These examples suffice, I hope, to illustrate the Central government’s harsh treatment of children. Somehow, their well-being is not seen as an important part of the “sabka saath, sabka vikas” project. When I asked a senior official of the Finance Ministry, some time ago, why the 2015-16 Budget cuts had fallen so heavily on children, he said that this pattern had not come to his attention. The cuts, he added, were made in a hurry and the details had not been “thought through”. I mention this anecdote because it illustrates how easily children can fall off the policy radar. It is not that anyone is hostile to them, just that they have no voice.
The silver lining is that there is still some action for children at the State level. For instance, Tamil Nadu, Odisha and Telangana have introduced maternity entitlement schemes with their own resources, without waiting for the Central government. However, the indifference towards children at the Centre may percolate to State governments sooner or later. That would be a tragic loss, not just for Indian children but also for the entire nation.
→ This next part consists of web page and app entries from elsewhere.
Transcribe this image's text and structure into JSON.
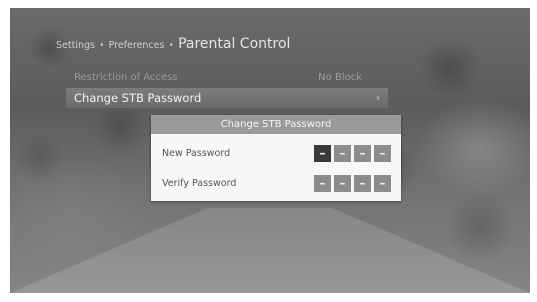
{
  "breadcrumb": {
    "level1": "Settings",
    "level2": "Preferences",
    "separator": "•",
    "current": "Parental Control"
  },
  "menu": {
    "items": [
      {
        "label": "Restriction of Access",
        "value": "No Block"
      },
      {
        "label": "Change STB Password",
        "chevron": "›"
      }
    ]
  },
  "dialog": {
    "title": "Change STB Password",
    "fields": [
      {
        "label": "New Password",
        "digits": [
          "–",
          "–",
          "–",
          "–"
        ],
        "active_digit": 0
      },
      {
        "label": "Verify Password",
        "digits": [
          "–",
          "–",
          "–",
          "–"
        ]
      }
    ]
  },
  "colors": {
    "menu_highlight": "#757575",
    "dialog_header": "#9a9a9a",
    "pin_active": "#3a3a3a",
    "pin_inactive": "#8c8c8c"
  }
}
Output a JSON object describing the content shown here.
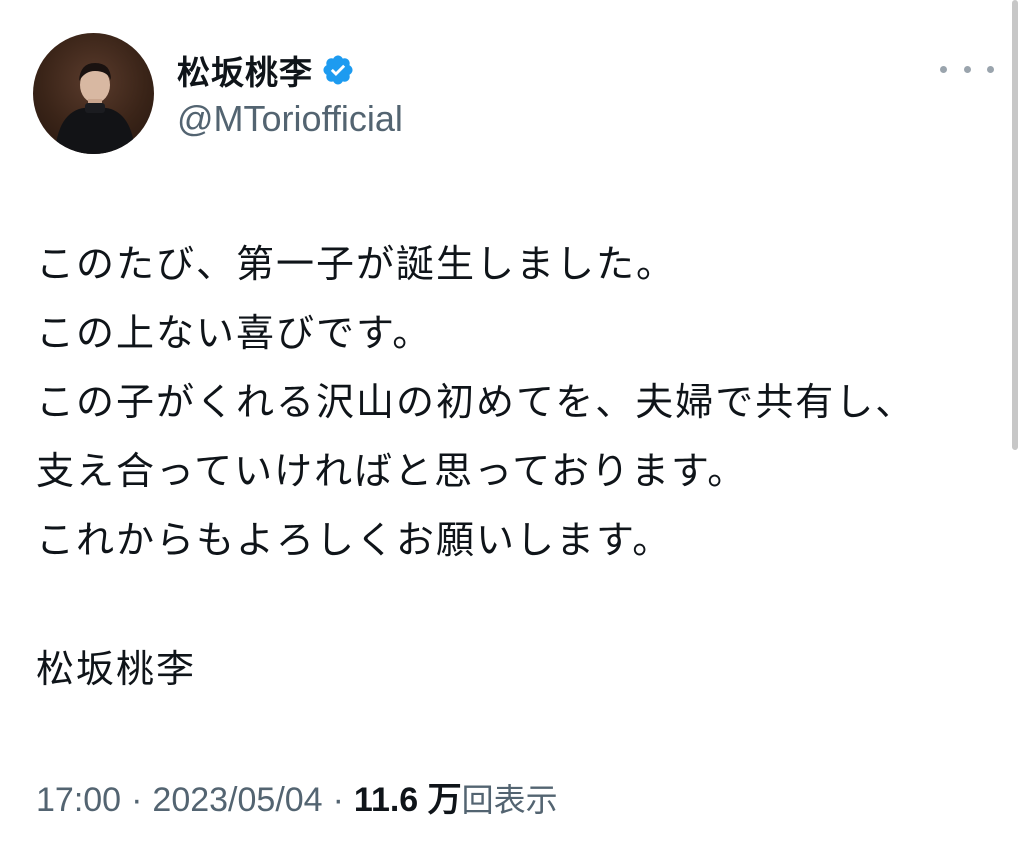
{
  "author": {
    "display_name": "松坂桃李",
    "handle": "@MTorio​fficial",
    "verified": true
  },
  "tweet": {
    "lines": [
      "このたび、第一子が誕生しました。",
      "この上ない喜びです。",
      "この子がくれる沢山の初めてを、夫婦で共有し、",
      "支え合っていければと思っております。",
      "これからもよろしくお願いします。"
    ],
    "signature": "松坂桃李"
  },
  "meta": {
    "time": "17:00",
    "separator": "·",
    "date": "2023/05/04",
    "views_count": "11.6 万",
    "views_label": "回表示"
  },
  "icons": {
    "more": "more-options-icon",
    "verified": "verified-badge-icon"
  },
  "colors": {
    "verified": "#1d9bf0",
    "text": "#0f1419",
    "secondary": "#536471"
  }
}
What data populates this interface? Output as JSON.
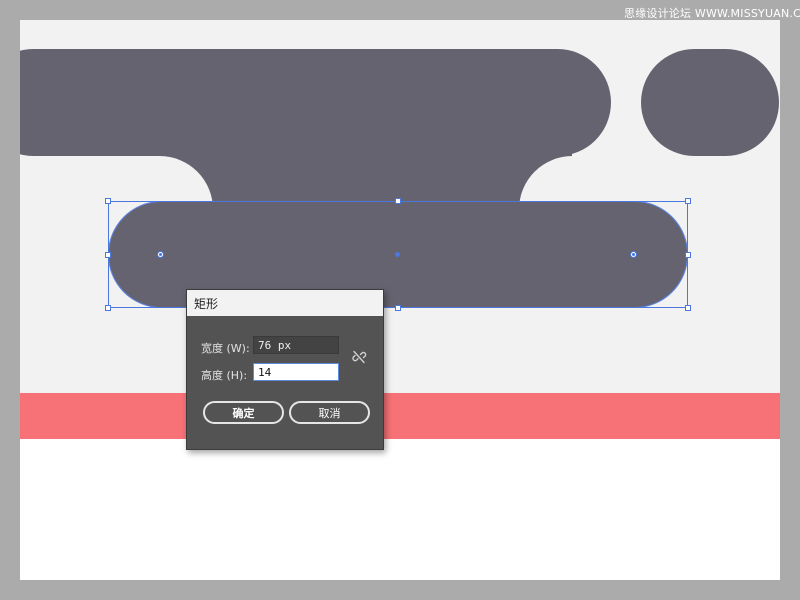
{
  "watermark": "思缘设计论坛 WWW.MISSYUAN.COM",
  "canvas": {
    "shape_color": "#65636f",
    "background_color": "#f2f2f2",
    "band_color": "#f67276",
    "selection_color": "#4a78e0"
  },
  "dialog": {
    "title": "矩形",
    "width_label": "宽度 (W):",
    "width_value": "76 px",
    "height_label": "高度 (H):",
    "height_value": "14",
    "constrain_icon": "unlink-icon",
    "ok_label": "确定",
    "cancel_label": "取消"
  }
}
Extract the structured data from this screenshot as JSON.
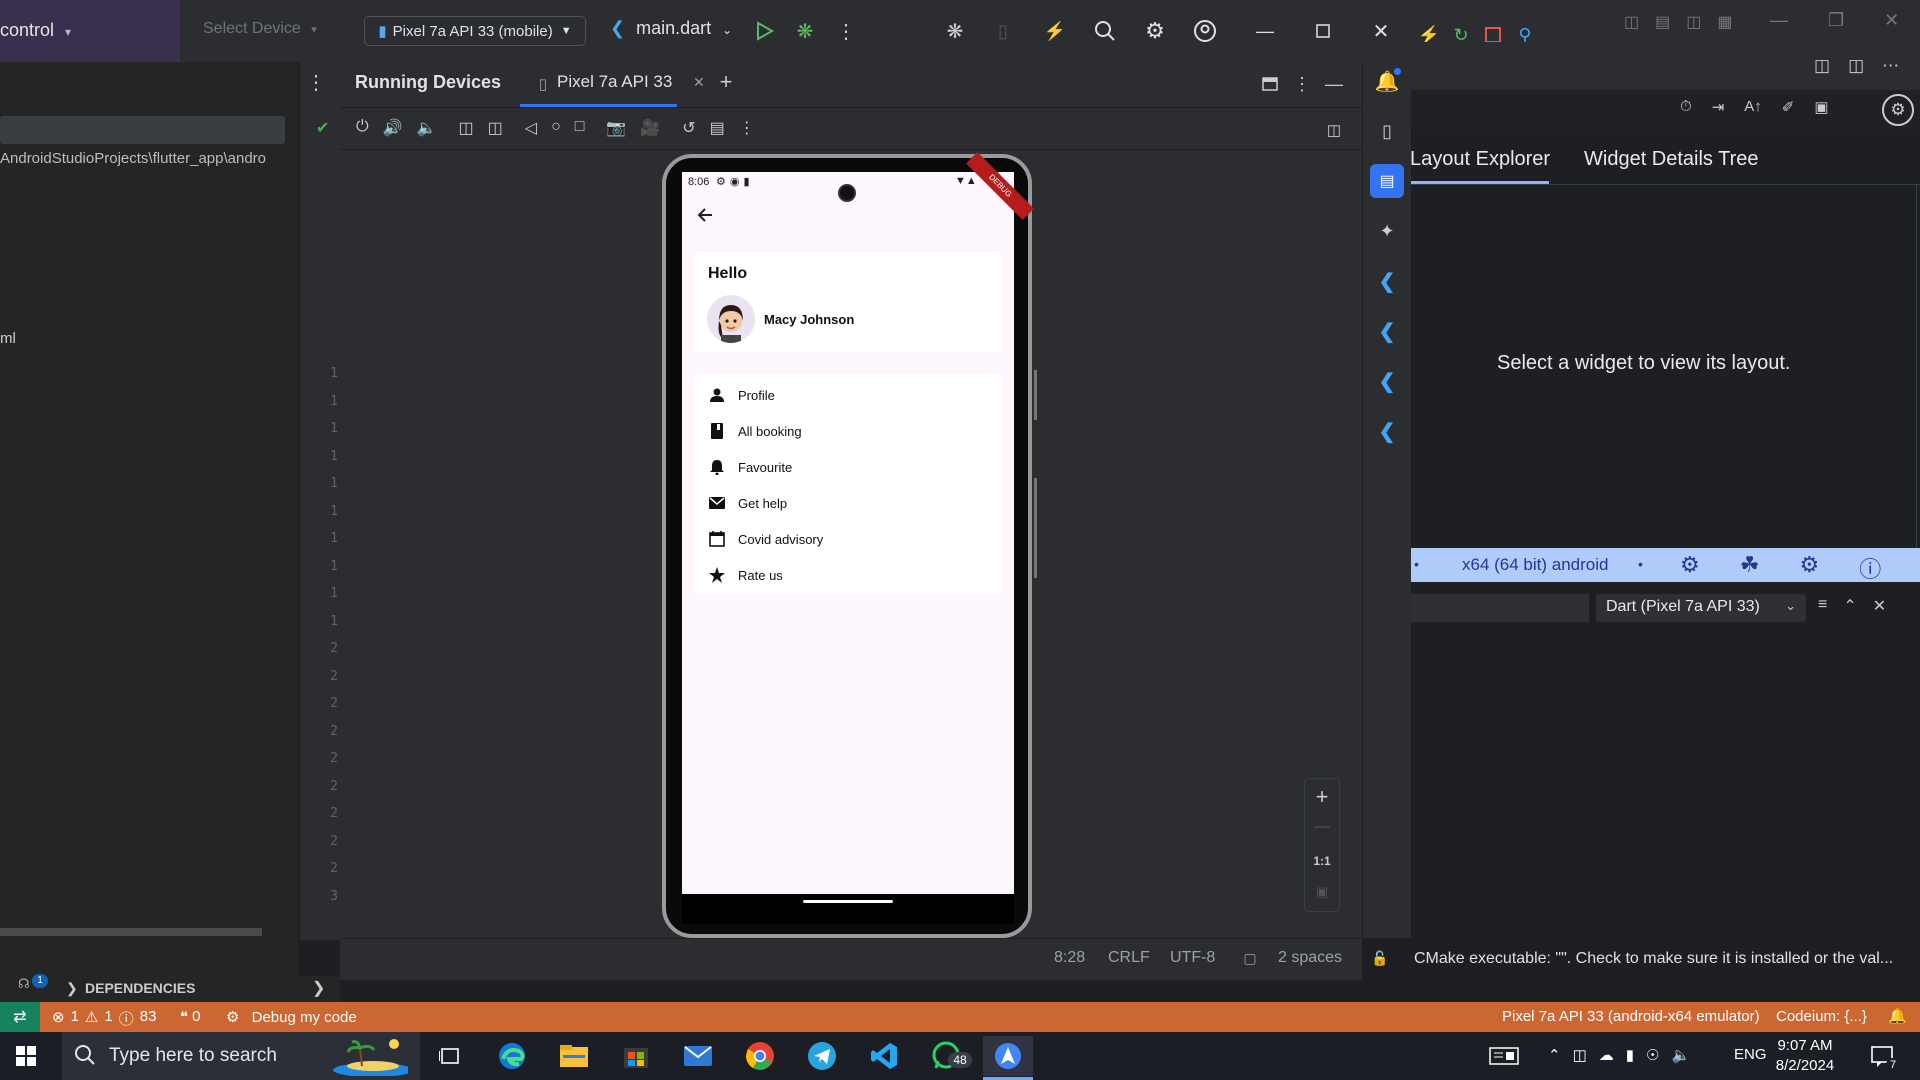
{
  "left_pane": {
    "title": "control",
    "path": "AndroidStudioProjects\\flutter_app\\andro",
    "file_fragment": "ml",
    "gutter_numbers": [
      "1",
      "1",
      "1",
      "1",
      "1",
      "1",
      "1",
      "1",
      "1",
      "1",
      "2",
      "2",
      "2",
      "2",
      "2",
      "2",
      "2",
      "2",
      "2",
      "3"
    ]
  },
  "topbar": {
    "select_device": "Select Device",
    "device_dropdown": "Pixel 7a API 33 (mobile)",
    "run_config": "main.dart"
  },
  "running_devices": {
    "title": "Running Devices",
    "tab_label": "Pixel 7a API 33"
  },
  "phone": {
    "status_time": "8:06",
    "debug_banner": "DEBUG",
    "hello_title": "Hello",
    "user_name": "Macy Johnson",
    "menu": [
      {
        "label": "Profile",
        "icon": "person-icon"
      },
      {
        "label": "All booking",
        "icon": "book-icon"
      },
      {
        "label": "Favourite",
        "icon": "bell-icon"
      },
      {
        "label": "Get help",
        "icon": "mail-icon"
      },
      {
        "label": "Covid advisory",
        "icon": "calendar-icon"
      },
      {
        "label": "Rate us",
        "icon": "star-icon"
      }
    ]
  },
  "zoom": {
    "plus": "+",
    "minus": "—",
    "one_to_one": "1:1"
  },
  "as_status": {
    "cursor": "8:28",
    "line_sep": "CRLF",
    "encoding": "UTF-8",
    "indent": "2 spaces"
  },
  "devtools": {
    "tab_layout": "Layout Explorer",
    "tab_tree": "Widget Details Tree",
    "hint": "Select a widget to view its layout.",
    "arch": "x64 (64 bit) android",
    "dart_dropdown": "Dart (Pixel 7a API 33)",
    "cmake_msg": "CMake executable: \"\". Check to make sure it is installed or the val..."
  },
  "vs_bottom": {
    "deps_label": "DEPENDENCIES",
    "errors": "1",
    "warnings": "1",
    "infos": "83",
    "ports": "0",
    "debug_label": "Debug my code",
    "emulator": "Pixel 7a API 33 (android-x64 emulator)",
    "codeium": "Codeium: {...}",
    "badge": "1"
  },
  "taskbar": {
    "search_placeholder": "Type here to search",
    "whatsapp_badge": "48",
    "lang": "ENG",
    "time": "9:07 AM",
    "date": "8/2/2024",
    "notif_count": "7"
  },
  "colors": {
    "status_orange": "#cc6633",
    "accent_blue": "#3574f0",
    "bluebar": "#aecbfa",
    "screen_bg": "#fdf6fd"
  }
}
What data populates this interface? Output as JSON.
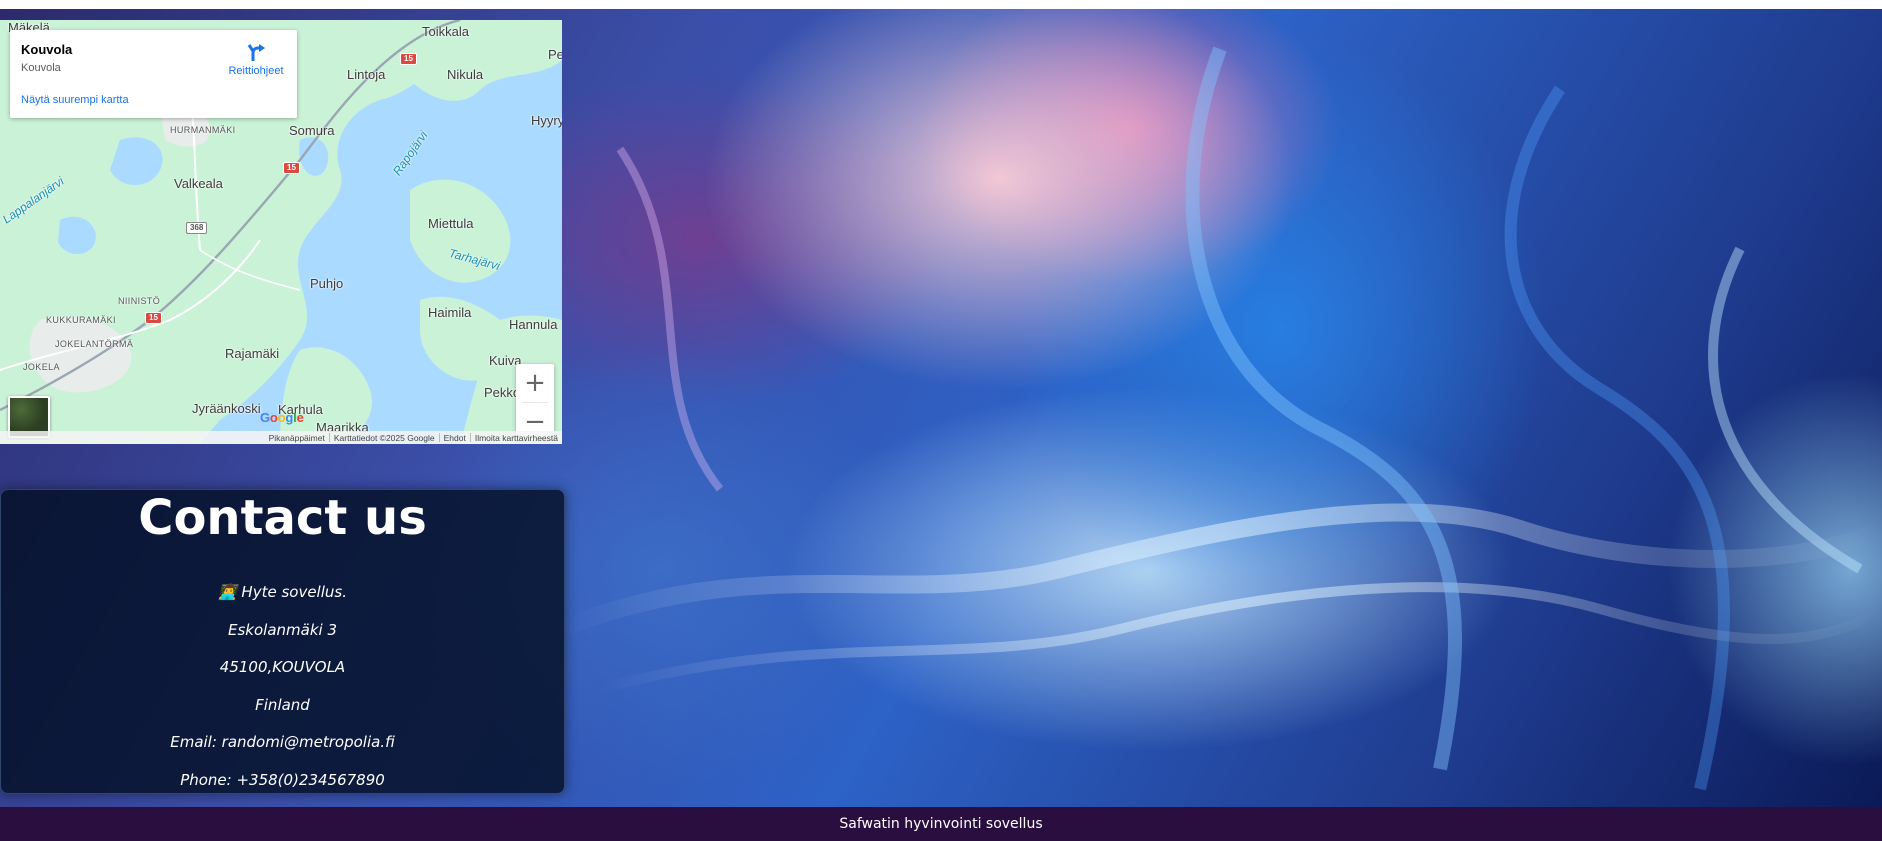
{
  "map": {
    "card": {
      "title": "Kouvola",
      "subtitle": "Kouvola",
      "directions_label": "Reittiohjeet",
      "larger_map_link": "Näytä suurempi kartta"
    },
    "places": {
      "makela": "Mäkelä",
      "toikkala": "Toikkala",
      "pe": "Pe",
      "lintoja": "Lintoja",
      "nikula": "Nikula",
      "hyyry": "Hyyry",
      "hurmanmaki": "HURMANMÄKI",
      "somura": "Somura",
      "rapojarvi": "Rapojärvi",
      "lappalanjarvi": "Lappalanjärvi",
      "valkeala": "Valkeala",
      "miettula": "Miettula",
      "tarhajarvi": "Tarhajärvi",
      "niinisto": "NIINISTÖ",
      "puhjo": "Puhjo",
      "haimila": "Haimila",
      "hannula": "Hannula",
      "kukkuramaki": "KUKKURAMÄKI",
      "jokelantorma": "JOKELANTÖRMÄ",
      "jokela": "JOKELA",
      "rajamaki": "Rajamäki",
      "kuiva": "Kuiva",
      "pekko": "Pekko",
      "jyraankoski": "Jyräänkoski",
      "karhula": "Karhula",
      "maarikka": "Maarikka"
    },
    "road_shields": {
      "r15_a": "15",
      "r15_b": "15",
      "r15_c": "15",
      "r368": "368"
    },
    "zoom_in": "+",
    "zoom_out": "−",
    "google_logo": "Google",
    "attribution": {
      "shortcuts": "Pikanäppäimet",
      "mapdata": "Karttatiedot ©2025 Google",
      "terms": "Ehdot",
      "report": "Ilmoita karttavirheestä"
    }
  },
  "contact": {
    "heading": "Contact us",
    "company": "👨‍💻 Hyte sovellus.",
    "street": "Eskolanmäki 3",
    "postal": "45100,KOUVOLA",
    "country": "Finland",
    "email": "Email: randomi@metropolia.fi",
    "phone": "Phone: +358(0)234567890"
  },
  "footer": {
    "text": "Safwatin hyvinvointi sovellus"
  },
  "colors": {
    "footer_bg": "#2a0e40",
    "link_blue": "#1a73e8",
    "water": "#aadaff",
    "land": "#c9f2d6"
  }
}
Jean Drèze is Visiting Professor at the Department of Economics, Ranchi University